The federal government is being slammed for a new initiative that will offer counselling sessions to women needing the morning after pill or an early medical abortion.

In this new trial, pharmacists would ask women if they would like to take part in a private counselling session on birth control methods like the pill, IUD or implant.

The aim is to get the pharmacist to be proactive and reduce the number of accidental pregnancies among women and teenagers. However, the initiative has been dragged for failing to recognise the sensitivities women have around birth control.

“If a woman comes to the pharmacy with a prescription she wants it filled. Not a chat with pharmacist about her ‘contraceptive options,'” Kate Hunter explained on Twitter.

Other women agreed with Hunter and explained that it’s not the pharmacists business to be telling women about contraception. It should be discussion between a woman and her doctor.

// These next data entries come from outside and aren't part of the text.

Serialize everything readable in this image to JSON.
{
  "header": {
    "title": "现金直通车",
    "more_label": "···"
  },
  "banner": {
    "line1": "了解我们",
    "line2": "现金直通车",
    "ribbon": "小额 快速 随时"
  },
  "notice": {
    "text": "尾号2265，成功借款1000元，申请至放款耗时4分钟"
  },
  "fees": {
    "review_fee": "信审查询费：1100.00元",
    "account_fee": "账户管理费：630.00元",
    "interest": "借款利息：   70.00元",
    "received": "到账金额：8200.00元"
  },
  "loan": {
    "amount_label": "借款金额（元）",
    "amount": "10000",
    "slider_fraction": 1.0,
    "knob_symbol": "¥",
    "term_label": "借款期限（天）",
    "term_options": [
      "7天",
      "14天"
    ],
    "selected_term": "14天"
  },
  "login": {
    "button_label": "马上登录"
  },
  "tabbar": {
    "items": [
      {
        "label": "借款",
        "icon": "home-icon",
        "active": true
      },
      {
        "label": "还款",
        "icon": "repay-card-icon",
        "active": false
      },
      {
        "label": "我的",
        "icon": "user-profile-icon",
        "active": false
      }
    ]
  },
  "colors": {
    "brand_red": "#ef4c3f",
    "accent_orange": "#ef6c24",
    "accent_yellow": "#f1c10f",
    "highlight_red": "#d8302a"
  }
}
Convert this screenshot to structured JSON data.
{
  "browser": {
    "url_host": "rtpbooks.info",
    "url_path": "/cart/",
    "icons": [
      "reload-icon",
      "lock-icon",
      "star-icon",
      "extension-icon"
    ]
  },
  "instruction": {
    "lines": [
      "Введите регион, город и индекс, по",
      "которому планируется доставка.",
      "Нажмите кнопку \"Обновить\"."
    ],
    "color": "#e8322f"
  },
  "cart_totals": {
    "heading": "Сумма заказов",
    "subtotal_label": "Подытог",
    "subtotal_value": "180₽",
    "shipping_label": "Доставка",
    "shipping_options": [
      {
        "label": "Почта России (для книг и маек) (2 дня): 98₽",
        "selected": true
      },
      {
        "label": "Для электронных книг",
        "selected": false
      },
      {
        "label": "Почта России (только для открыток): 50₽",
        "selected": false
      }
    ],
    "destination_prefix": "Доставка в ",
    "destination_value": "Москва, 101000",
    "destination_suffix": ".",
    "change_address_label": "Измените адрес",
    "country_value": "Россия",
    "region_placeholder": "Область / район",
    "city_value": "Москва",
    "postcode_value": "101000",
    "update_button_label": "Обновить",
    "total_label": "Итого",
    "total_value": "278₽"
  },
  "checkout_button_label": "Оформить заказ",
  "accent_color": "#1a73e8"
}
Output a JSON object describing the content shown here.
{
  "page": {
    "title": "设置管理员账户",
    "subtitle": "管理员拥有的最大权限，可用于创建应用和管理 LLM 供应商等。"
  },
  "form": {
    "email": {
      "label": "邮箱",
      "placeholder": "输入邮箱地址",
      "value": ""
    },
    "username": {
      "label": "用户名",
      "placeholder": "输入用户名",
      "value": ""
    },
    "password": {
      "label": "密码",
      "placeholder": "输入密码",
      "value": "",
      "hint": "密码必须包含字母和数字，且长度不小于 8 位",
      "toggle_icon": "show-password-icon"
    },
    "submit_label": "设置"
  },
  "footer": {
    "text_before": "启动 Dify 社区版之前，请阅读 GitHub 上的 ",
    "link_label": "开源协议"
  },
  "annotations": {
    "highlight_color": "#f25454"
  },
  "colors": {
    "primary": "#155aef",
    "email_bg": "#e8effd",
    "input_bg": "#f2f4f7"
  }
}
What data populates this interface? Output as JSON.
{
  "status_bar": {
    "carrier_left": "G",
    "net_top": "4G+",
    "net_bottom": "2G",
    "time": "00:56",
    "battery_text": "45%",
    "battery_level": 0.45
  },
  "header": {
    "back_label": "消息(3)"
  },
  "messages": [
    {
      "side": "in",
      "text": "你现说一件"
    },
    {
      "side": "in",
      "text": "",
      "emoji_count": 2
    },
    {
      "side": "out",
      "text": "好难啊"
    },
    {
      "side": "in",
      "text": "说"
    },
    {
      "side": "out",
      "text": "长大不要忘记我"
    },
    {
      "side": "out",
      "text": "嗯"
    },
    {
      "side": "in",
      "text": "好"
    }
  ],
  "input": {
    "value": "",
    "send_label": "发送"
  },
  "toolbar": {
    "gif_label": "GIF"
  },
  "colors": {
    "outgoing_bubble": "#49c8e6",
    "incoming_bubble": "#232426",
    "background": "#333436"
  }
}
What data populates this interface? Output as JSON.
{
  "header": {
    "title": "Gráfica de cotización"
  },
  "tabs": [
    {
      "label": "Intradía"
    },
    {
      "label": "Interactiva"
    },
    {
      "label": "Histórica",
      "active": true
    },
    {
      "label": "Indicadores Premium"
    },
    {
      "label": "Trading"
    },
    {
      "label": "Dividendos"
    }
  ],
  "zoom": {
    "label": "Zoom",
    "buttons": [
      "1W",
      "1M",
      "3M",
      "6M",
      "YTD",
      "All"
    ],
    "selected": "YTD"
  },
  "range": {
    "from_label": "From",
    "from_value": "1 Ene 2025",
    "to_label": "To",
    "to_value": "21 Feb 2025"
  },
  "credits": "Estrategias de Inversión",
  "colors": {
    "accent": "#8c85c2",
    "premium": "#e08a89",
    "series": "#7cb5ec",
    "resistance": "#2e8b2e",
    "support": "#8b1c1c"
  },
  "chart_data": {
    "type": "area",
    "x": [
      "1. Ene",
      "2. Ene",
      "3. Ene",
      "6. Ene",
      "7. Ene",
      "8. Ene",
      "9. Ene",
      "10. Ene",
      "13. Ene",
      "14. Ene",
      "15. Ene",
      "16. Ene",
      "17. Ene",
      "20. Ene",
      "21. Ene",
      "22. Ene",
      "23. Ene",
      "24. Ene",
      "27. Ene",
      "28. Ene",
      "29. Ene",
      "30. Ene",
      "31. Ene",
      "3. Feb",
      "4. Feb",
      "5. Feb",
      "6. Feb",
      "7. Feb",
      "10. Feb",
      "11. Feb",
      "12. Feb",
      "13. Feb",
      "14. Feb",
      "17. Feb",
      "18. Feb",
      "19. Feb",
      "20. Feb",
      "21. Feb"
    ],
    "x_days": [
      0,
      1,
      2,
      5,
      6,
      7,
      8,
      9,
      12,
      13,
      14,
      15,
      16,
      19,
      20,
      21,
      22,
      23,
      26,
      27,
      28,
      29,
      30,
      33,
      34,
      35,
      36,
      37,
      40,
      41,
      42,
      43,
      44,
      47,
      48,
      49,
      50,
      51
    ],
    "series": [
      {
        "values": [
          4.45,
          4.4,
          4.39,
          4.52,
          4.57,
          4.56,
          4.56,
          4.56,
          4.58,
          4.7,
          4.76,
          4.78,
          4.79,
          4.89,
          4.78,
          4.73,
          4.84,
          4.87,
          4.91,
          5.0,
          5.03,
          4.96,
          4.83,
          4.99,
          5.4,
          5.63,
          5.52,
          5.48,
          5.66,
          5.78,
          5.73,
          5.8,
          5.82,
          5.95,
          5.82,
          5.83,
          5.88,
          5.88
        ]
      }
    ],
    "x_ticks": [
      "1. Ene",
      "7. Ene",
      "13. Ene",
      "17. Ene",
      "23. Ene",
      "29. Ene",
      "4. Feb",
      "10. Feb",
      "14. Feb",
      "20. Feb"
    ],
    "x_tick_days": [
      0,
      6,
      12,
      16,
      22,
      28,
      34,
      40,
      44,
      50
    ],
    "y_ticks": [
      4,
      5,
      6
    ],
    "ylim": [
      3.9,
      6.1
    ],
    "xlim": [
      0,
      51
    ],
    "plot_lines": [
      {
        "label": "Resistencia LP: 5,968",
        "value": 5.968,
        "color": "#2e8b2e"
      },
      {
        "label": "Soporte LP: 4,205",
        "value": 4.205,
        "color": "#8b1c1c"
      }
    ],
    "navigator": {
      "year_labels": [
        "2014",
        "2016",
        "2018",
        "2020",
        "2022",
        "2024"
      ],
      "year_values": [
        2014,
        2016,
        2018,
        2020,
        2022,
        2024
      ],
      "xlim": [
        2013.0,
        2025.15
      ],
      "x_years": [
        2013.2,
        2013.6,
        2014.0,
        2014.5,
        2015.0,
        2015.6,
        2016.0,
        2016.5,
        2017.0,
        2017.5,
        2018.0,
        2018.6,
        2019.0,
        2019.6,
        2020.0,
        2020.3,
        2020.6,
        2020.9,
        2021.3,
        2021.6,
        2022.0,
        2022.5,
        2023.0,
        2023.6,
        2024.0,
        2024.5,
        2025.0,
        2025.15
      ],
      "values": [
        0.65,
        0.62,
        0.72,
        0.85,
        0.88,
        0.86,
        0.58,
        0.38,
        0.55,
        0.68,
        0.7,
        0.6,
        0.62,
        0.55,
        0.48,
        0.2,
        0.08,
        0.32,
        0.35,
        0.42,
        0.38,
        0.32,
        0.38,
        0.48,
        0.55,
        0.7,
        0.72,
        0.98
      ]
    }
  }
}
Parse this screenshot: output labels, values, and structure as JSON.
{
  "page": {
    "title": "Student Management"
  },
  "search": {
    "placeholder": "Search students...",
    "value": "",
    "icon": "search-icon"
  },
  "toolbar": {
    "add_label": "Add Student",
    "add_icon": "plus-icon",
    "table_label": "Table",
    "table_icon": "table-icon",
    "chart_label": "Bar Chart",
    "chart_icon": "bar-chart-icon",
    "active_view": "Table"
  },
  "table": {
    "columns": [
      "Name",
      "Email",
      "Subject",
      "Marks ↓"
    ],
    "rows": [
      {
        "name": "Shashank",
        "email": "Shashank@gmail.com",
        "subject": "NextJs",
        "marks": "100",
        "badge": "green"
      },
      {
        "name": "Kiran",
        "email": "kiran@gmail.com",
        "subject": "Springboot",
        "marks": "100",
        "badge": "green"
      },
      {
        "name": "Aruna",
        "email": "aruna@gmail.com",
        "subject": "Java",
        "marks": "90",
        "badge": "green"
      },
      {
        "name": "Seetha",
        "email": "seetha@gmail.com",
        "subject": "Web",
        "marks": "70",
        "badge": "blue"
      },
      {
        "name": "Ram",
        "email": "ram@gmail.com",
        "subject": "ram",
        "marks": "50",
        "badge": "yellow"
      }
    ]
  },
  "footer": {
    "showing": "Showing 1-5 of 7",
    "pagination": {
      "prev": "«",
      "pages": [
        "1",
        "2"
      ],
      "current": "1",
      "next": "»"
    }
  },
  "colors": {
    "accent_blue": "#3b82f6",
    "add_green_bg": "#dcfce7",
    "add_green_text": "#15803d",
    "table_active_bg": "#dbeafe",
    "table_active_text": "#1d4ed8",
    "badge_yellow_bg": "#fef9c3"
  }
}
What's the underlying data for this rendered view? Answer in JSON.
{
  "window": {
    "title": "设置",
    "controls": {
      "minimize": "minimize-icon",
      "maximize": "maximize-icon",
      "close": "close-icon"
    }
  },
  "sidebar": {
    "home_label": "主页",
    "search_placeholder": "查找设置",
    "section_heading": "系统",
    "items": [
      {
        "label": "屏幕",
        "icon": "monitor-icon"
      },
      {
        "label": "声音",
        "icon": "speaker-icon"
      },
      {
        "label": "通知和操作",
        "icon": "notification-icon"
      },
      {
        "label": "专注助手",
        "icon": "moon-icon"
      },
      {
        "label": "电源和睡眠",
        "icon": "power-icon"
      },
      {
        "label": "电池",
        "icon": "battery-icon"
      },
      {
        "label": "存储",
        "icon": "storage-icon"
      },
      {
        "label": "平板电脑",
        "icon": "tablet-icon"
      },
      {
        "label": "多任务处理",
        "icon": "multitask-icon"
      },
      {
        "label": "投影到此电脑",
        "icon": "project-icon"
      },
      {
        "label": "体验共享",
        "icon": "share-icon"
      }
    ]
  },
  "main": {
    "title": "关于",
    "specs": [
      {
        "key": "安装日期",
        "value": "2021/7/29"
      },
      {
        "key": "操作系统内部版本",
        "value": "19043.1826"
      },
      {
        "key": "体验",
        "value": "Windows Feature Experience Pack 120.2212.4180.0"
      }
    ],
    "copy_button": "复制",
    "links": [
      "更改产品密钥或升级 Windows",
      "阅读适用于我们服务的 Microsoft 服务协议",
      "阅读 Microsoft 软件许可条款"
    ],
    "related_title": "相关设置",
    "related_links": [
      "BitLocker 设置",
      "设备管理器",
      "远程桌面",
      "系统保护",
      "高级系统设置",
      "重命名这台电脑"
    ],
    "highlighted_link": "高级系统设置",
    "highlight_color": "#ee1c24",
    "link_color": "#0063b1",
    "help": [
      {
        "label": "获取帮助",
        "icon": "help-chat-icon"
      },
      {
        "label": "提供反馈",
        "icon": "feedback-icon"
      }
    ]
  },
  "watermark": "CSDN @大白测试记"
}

Other people are concerned that this may give pharmacists an opportunity to lecture young women on their sexual choices.

These counselling sessions also ignore the fact that many women can’t use forms of contraception like the pill due to medical reasons. I am one of those women who can’t take the pill because of the mental health side effects. So, how about you invest that money into better contraception methods, rather than telling women about contraception methods they’ve already tried?

I understand the sentiment and perhaps this is meant for women who aren’t aware of their options. But this seems it’s more about preventing abortions, than it is about sexual health education.

Image: Getty Images / Peter Dazeley